Task instructions -
Copy every entry exactly as given, minus the images.

******************************

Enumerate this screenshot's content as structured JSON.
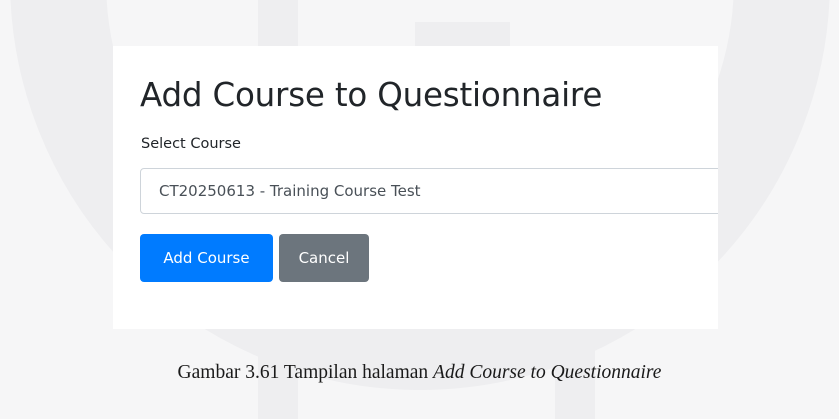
{
  "page": {
    "title": "Add Course to Questionnaire"
  },
  "form": {
    "select_label": "Select Course",
    "selected_course": "CT20250613 - Training Course Test",
    "add_button_label": "Add Course",
    "cancel_button_label": "Cancel"
  },
  "caption": {
    "prefix": "Gambar 3.61 Tampilan halaman ",
    "emphasis": "Add Course to Questionnaire"
  },
  "colors": {
    "primary": "#007bff",
    "secondary": "#6c757d",
    "panel_background": "#ffffff",
    "page_background": "#f6f6f7"
  }
}
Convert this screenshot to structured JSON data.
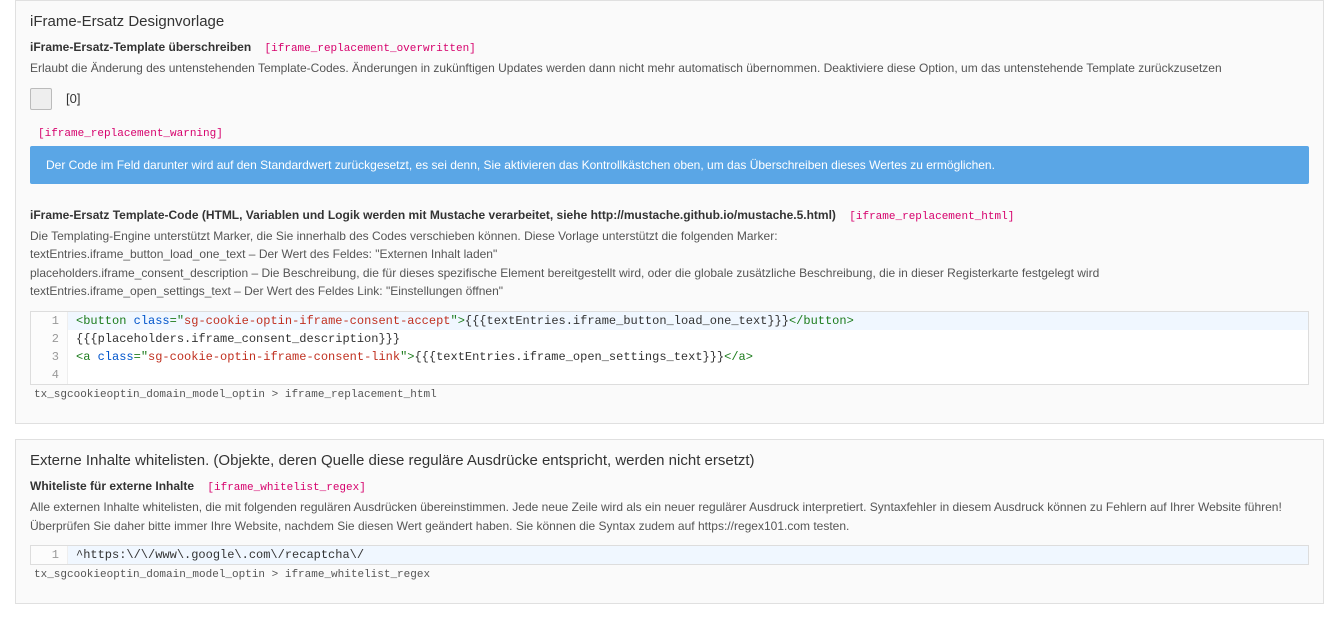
{
  "section1": {
    "title": "iFrame-Ersatz Designvorlage",
    "field_overwrite": {
      "label": "iFrame-Ersatz-Template überschreiben",
      "key": "[iframe_replacement_overwritten]",
      "help": "Erlaubt die Änderung des untenstehenden Template-Codes. Änderungen in zukünftigen Updates werden dann nicht mehr automatisch übernommen. Deaktiviere diese Option, um das untenstehende Template zurückzusetzen",
      "checkbox_value": "[0]"
    },
    "warning": {
      "key": "[iframe_replacement_warning]",
      "text": "Der Code im Feld darunter wird auf den Standardwert zurückgesetzt, es sei denn, Sie aktivieren das Kontrollkästchen oben, um das Überschreiben dieses Wertes zu ermöglichen."
    },
    "field_html": {
      "label": "iFrame-Ersatz Template-Code (HTML, Variablen und Logik werden mit Mustache verarbeitet, siehe http://mustache.github.io/mustache.5.html)",
      "key": "[iframe_replacement_html]",
      "help_line1": "Die Templating-Engine unterstützt Marker, die Sie innerhalb des Codes verschieben können. Diese Vorlage unterstützt die folgenden Marker:",
      "help_line2": "textEntries.iframe_button_load_one_text – Der Wert des Feldes: \"Externen Inhalt laden\"",
      "help_line3": "placeholders.iframe_consent_description – Die Beschreibung, die für dieses spezifische Element bereitgestellt wird, oder die globale zusätzliche Beschreibung, die in dieser Registerkarte festgelegt wird",
      "help_line4": "textEntries.iframe_open_settings_text – Der Wert des Feldes Link: \"Einstellungen öffnen\"",
      "code_lines": {
        "l1_open_tag": "<button",
        "l1_attr": " class",
        "l1_eq_open": "=\"",
        "l1_str": "sg-cookie-optin-iframe-consent-accept",
        "l1_close_q": "\">",
        "l1_tmpl": "{{{textEntries.iframe_button_load_one_text}}}",
        "l1_close_tag": "</button>",
        "l2": "{{{placeholders.iframe_consent_description}}}",
        "l3_open_tag": "<a",
        "l3_attr": " class",
        "l3_eq_open": "=\"",
        "l3_str": "sg-cookie-optin-iframe-consent-link",
        "l3_close_q": "\">",
        "l3_tmpl": "{{{textEntries.iframe_open_settings_text}}}",
        "l3_close_tag": "</a>"
      },
      "breadcrumb": "tx_sgcookieoptin_domain_model_optin > iframe_replacement_html"
    }
  },
  "section2": {
    "title": "Externe Inhalte whitelisten. (Objekte, deren Quelle diese reguläre Ausdrücke entspricht, werden nicht ersetzt)",
    "field_regex": {
      "label": "Whiteliste für externe Inhalte",
      "key": "[iframe_whitelist_regex]",
      "help": "Alle externen Inhalte whitelisten, die mit folgenden regulären Ausdrücken übereinstimmen. Jede neue Zeile wird als ein neuer regulärer Ausdruck interpretiert. Syntaxfehler in diesem Ausdruck können zu Fehlern auf Ihrer Website führen! Überprüfen Sie daher bitte immer Ihre Website, nachdem Sie diesen Wert geändert haben. Sie können die Syntax zudem auf https://regex101.com testen.",
      "code_line1": "^https:\\/\\/www\\.google\\.com\\/recaptcha\\/",
      "breadcrumb": "tx_sgcookieoptin_domain_model_optin > iframe_whitelist_regex"
    }
  },
  "line_numbers": {
    "n1": "1",
    "n2": "2",
    "n3": "3",
    "n4": "4"
  }
}
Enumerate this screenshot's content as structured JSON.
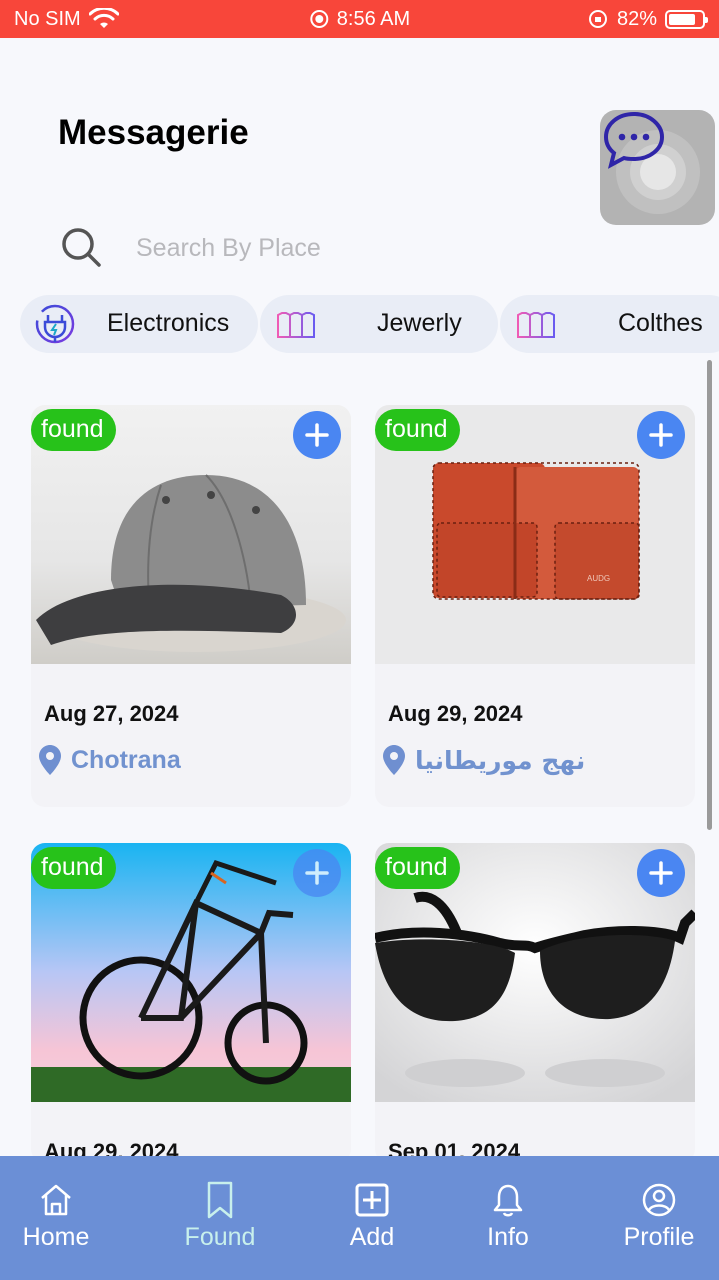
{
  "status_bar": {
    "carrier": "No SIM",
    "time": "8:56 AM",
    "battery": "82%",
    "battery_level": 0.82,
    "color": "#f8463a"
  },
  "header": {
    "title": "Messagerie"
  },
  "search": {
    "placeholder": "Search By Place"
  },
  "categories": [
    {
      "label": "Electronics",
      "icon": "plug-icon"
    },
    {
      "label": "Jewerly",
      "icon": "clothes-rack-icon"
    },
    {
      "label": "Colthes",
      "icon": "clothes-rack-icon"
    }
  ],
  "cards": [
    {
      "badge": "found",
      "date": "Aug 27, 2024",
      "location": "Chotrana",
      "image": "cap-image"
    },
    {
      "badge": "found",
      "date": "Aug 29, 2024",
      "location": "نهج موريطانيا",
      "image": "wallet-image"
    },
    {
      "badge": "found",
      "date": "Aug 29, 2024",
      "location": "",
      "image": "bicycle-image"
    },
    {
      "badge": "found",
      "date": "Sep 01, 2024",
      "location": "",
      "image": "sunglasses-image"
    }
  ],
  "nav": [
    {
      "label": "Home",
      "icon": "home-icon"
    },
    {
      "label": "Found",
      "icon": "bookmark-icon",
      "active": true
    },
    {
      "label": "Add",
      "icon": "add-square-icon"
    },
    {
      "label": "Info",
      "icon": "bell-icon"
    },
    {
      "label": "Profile",
      "icon": "profile-icon"
    }
  ],
  "colors": {
    "accent": "#4a86f2",
    "found": "#27c21a",
    "nav_bg": "#6b8fd6",
    "location": "#7192cf"
  }
}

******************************

Answer -
Enumerate this screenshot's content as structured JSON.
{
  "page": {
    "title": "Add Course to Questionnaire"
  },
  "form": {
    "select_label": "Select Course",
    "selected_course": "CT20250613 - Training Course Test",
    "add_button_label": "Add Course",
    "cancel_button_label": "Cancel"
  },
  "caption": {
    "prefix": "Gambar 3.61 Tampilan halaman ",
    "emphasis": "Add Course to Questionnaire"
  },
  "colors": {
    "primary": "#007bff",
    "secondary": "#6c757d",
    "panel_background": "#ffffff",
    "page_background": "#f6f6f7"
  }
}
Convert this screenshot to structured JSON data.
{
  "section1": {
    "title": "iFrame-Ersatz Designvorlage",
    "field_overwrite": {
      "label": "iFrame-Ersatz-Template überschreiben",
      "key": "[iframe_replacement_overwritten]",
      "help": "Erlaubt die Änderung des untenstehenden Template-Codes. Änderungen in zukünftigen Updates werden dann nicht mehr automatisch übernommen. Deaktiviere diese Option, um das untenstehende Template zurückzusetzen",
      "checkbox_value": "[0]"
    },
    "warning": {
      "key": "[iframe_replacement_warning]",
      "text": "Der Code im Feld darunter wird auf den Standardwert zurückgesetzt, es sei denn, Sie aktivieren das Kontrollkästchen oben, um das Überschreiben dieses Wertes zu ermöglichen."
    },
    "field_html": {
      "label": "iFrame-Ersatz Template-Code (HTML, Variablen und Logik werden mit Mustache verarbeitet, siehe http://mustache.github.io/mustache.5.html)",
      "key": "[iframe_replacement_html]",
      "help_line1": "Die Templating-Engine unterstützt Marker, die Sie innerhalb des Codes verschieben können. Diese Vorlage unterstützt die folgenden Marker:",
      "help_line2": "textEntries.iframe_button_load_one_text – Der Wert des Feldes: \"Externen Inhalt laden\"",
      "help_line3": "placeholders.iframe_consent_description – Die Beschreibung, die für dieses spezifische Element bereitgestellt wird, oder die globale zusätzliche Beschreibung, die in dieser Registerkarte festgelegt wird",
      "help_line4": "textEntries.iframe_open_settings_text – Der Wert des Feldes Link: \"Einstellungen öffnen\"",
      "code_lines": {
        "l1_open_tag": "<button",
        "l1_attr": " class",
        "l1_eq_open": "=\"",
        "l1_str": "sg-cookie-optin-iframe-consent-accept",
        "l1_close_q": "\">",
        "l1_tmpl": "{{{textEntries.iframe_button_load_one_text}}}",
        "l1_close_tag": "</button>",
        "l2": "{{{placeholders.iframe_consent_description}}}",
        "l3_open_tag": "<a",
        "l3_attr": " class",
        "l3_eq_open": "=\"",
        "l3_str": "sg-cookie-optin-iframe-consent-link",
        "l3_close_q": "\">",
        "l3_tmpl": "{{{textEntries.iframe_open_settings_text}}}",
        "l3_close_tag": "</a>"
      },
      "breadcrumb": "tx_sgcookieoptin_domain_model_optin > iframe_replacement_html"
    }
  },
  "section2": {
    "title": "Externe Inhalte whitelisten. (Objekte, deren Quelle diese reguläre Ausdrücke entspricht, werden nicht ersetzt)",
    "field_regex": {
      "label": "Whiteliste für externe Inhalte",
      "key": "[iframe_whitelist_regex]",
      "help": "Alle externen Inhalte whitelisten, die mit folgenden regulären Ausdrücken übereinstimmen. Jede neue Zeile wird als ein neuer regulärer Ausdruck interpretiert. Syntaxfehler in diesem Ausdruck können zu Fehlern auf Ihrer Website führen! Überprüfen Sie daher bitte immer Ihre Website, nachdem Sie diesen Wert geändert haben. Sie können die Syntax zudem auf https://regex101.com testen.",
      "code_line1": "^https:\\/\\/www\\.google\\.com\\/recaptcha\\/",
      "breadcrumb": "tx_sgcookieoptin_domain_model_optin > iframe_whitelist_regex"
    }
  },
  "line_numbers": {
    "n1": "1",
    "n2": "2",
    "n3": "3",
    "n4": "4"
  }
}
Enumerate this screenshot's content as structured JSON.
{
  "status_bar": {
    "carrier": "No SIM",
    "time": "8:56 AM",
    "battery": "82%",
    "battery_level": 0.82,
    "color": "#f8463a"
  },
  "header": {
    "title": "Messagerie"
  },
  "search": {
    "placeholder": "Search By Place"
  },
  "categories": [
    {
      "label": "Electronics",
      "icon": "plug-icon"
    },
    {
      "label": "Jewerly",
      "icon": "clothes-rack-icon"
    },
    {
      "label": "Colthes",
      "icon": "clothes-rack-icon"
    }
  ],
  "cards": [
    {
      "badge": "found",
      "date": "Aug 27, 2024",
      "location": "Chotrana",
      "image": "cap-image"
    },
    {
      "badge": "found",
      "date": "Aug 29, 2024",
      "location": "نهج موريطانيا",
      "image": "wallet-image"
    },
    {
      "badge": "found",
      "date": "Aug 29, 2024",
      "location": "",
      "image": "bicycle-image"
    },
    {
      "badge": "found",
      "date": "Sep 01, 2024",
      "location": "",
      "image": "sunglasses-image"
    }
  ],
  "nav": [
    {
      "label": "Home",
      "icon": "home-icon"
    },
    {
      "label": "Found",
      "icon": "bookmark-icon",
      "active": true
    },
    {
      "label": "Add",
      "icon": "add-square-icon"
    },
    {
      "label": "Info",
      "icon": "bell-icon"
    },
    {
      "label": "Profile",
      "icon": "profile-icon"
    }
  ],
  "colors": {
    "accent": "#4a86f2",
    "found": "#27c21a",
    "nav_bg": "#6b8fd6",
    "location": "#7192cf"
  }
}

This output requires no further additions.